While Alabama’s major metropolitan areas continue to experience healthy growth, the state’s population is increasing at a rate that is less than half that of the U.S. as a whole. This poses a problem because the results of the 2020 Census will be used to determine not only a decades-worth of federal government revenue allocations but Alabama’s representation in Congress and voice in the Electoral College as well. Assuming a full count, projections suggest that Alabama, along with New York, Illinois, Ohio, Michigan, West Virginia, Pennsylvania, and Rhode Island, will lose a congressional seat and a vote in the Electoral College to states with higher growth rates such as Texas, Florida, Oregon, and Montana (the potential impact of the citizenship question on seat allocation is discussed below).  If Alabama is to defy the odds and maintain its seven congressional districts, a full count of Alabama’s residents will need to occur.

Read the full report by clicking the link below. To learn more about the “Alabama Counts” initiative, click here.

DOWNLOAD REPORT


MORE FROM Parker Snider

MOBILE RADIO: New marriage laws in Alabama

API director of policy analysis Parker Snider recently appeared on Mobile Radio to discuss the shift in Alabama’s marriage laws from marriage licenses to marriage certificates. Snider answered questions about how this change will affect new marriages in the state, whether or not other laws were changed as well, and no-fault divorce. You can listen […]

Mobile Radio: Parker Snider discusses the importance of census participation in Alabama

API director of policy analysis Parker Snider recently appeared on Mobile Radio to discuss the importance of the upcoming 2020 Census to Alabamians. Snider addressed misconceptions of how seats in the House of Representatives are allocated, how Census numbers influence business decisions, and why all Alabamians should ensure they are counted in the 2020 Census. […]

Why limited-government conservatives should participate in the Census

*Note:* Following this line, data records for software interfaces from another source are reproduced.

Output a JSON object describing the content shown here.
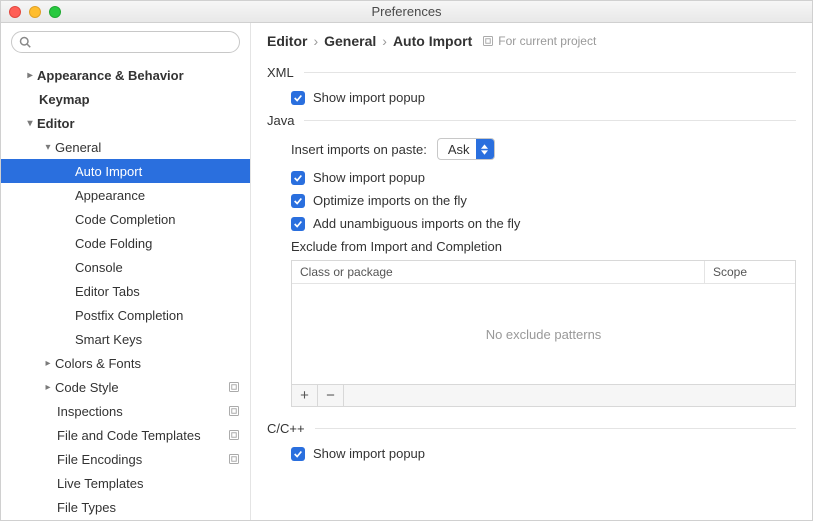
{
  "window": {
    "title": "Preferences"
  },
  "search": {
    "placeholder": ""
  },
  "sidebar": {
    "items": [
      {
        "label": "Appearance & Behavior",
        "level": 0,
        "arrow": "right",
        "bold": true
      },
      {
        "label": "Keymap",
        "level": 0,
        "bold": true
      },
      {
        "label": "Editor",
        "level": 0,
        "arrow": "down",
        "bold": true
      },
      {
        "label": "General",
        "level": 1,
        "arrow": "down"
      },
      {
        "label": "Auto Import",
        "level": 2,
        "selected": true
      },
      {
        "label": "Appearance",
        "level": 2
      },
      {
        "label": "Code Completion",
        "level": 2
      },
      {
        "label": "Code Folding",
        "level": 2
      },
      {
        "label": "Console",
        "level": 2
      },
      {
        "label": "Editor Tabs",
        "level": 2
      },
      {
        "label": "Postfix Completion",
        "level": 2
      },
      {
        "label": "Smart Keys",
        "level": 2
      },
      {
        "label": "Colors & Fonts",
        "level": 1,
        "arrow": "right"
      },
      {
        "label": "Code Style",
        "level": 1,
        "arrow": "right",
        "proj": true
      },
      {
        "label": "Inspections",
        "level": 1,
        "proj": true
      },
      {
        "label": "File and Code Templates",
        "level": 1,
        "proj": true
      },
      {
        "label": "File Encodings",
        "level": 1,
        "proj": true
      },
      {
        "label": "Live Templates",
        "level": 1
      },
      {
        "label": "File Types",
        "level": 1
      }
    ]
  },
  "breadcrumb": {
    "parts": [
      "Editor",
      "General",
      "Auto Import"
    ],
    "tag": "For current project"
  },
  "sections": {
    "xml": {
      "title": "XML",
      "show_popup": "Show import popup"
    },
    "java": {
      "title": "Java",
      "paste_label": "Insert imports on paste:",
      "paste_value": "Ask",
      "show_popup": "Show import popup",
      "optimize": "Optimize imports on the fly",
      "unambiguous": "Add unambiguous imports on the fly",
      "exclude_head": "Exclude from Import and Completion",
      "col_class": "Class or package",
      "col_scope": "Scope",
      "empty": "No exclude patterns"
    },
    "cpp": {
      "title": "C/C++",
      "show_popup": "Show import popup"
    }
  }
}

For limited-government conservatives, slamming your door on the person who says, “I’m with the federal government and I’d like to ask you a few questions” may indeed be a natural response. It is not, however, considerably helpful, especially to the conservative cause. In fact, Alabamians failing to be counted in the 2020 Census could fuel debilitating blows to the conservative movement, both in Alabama and across the nation.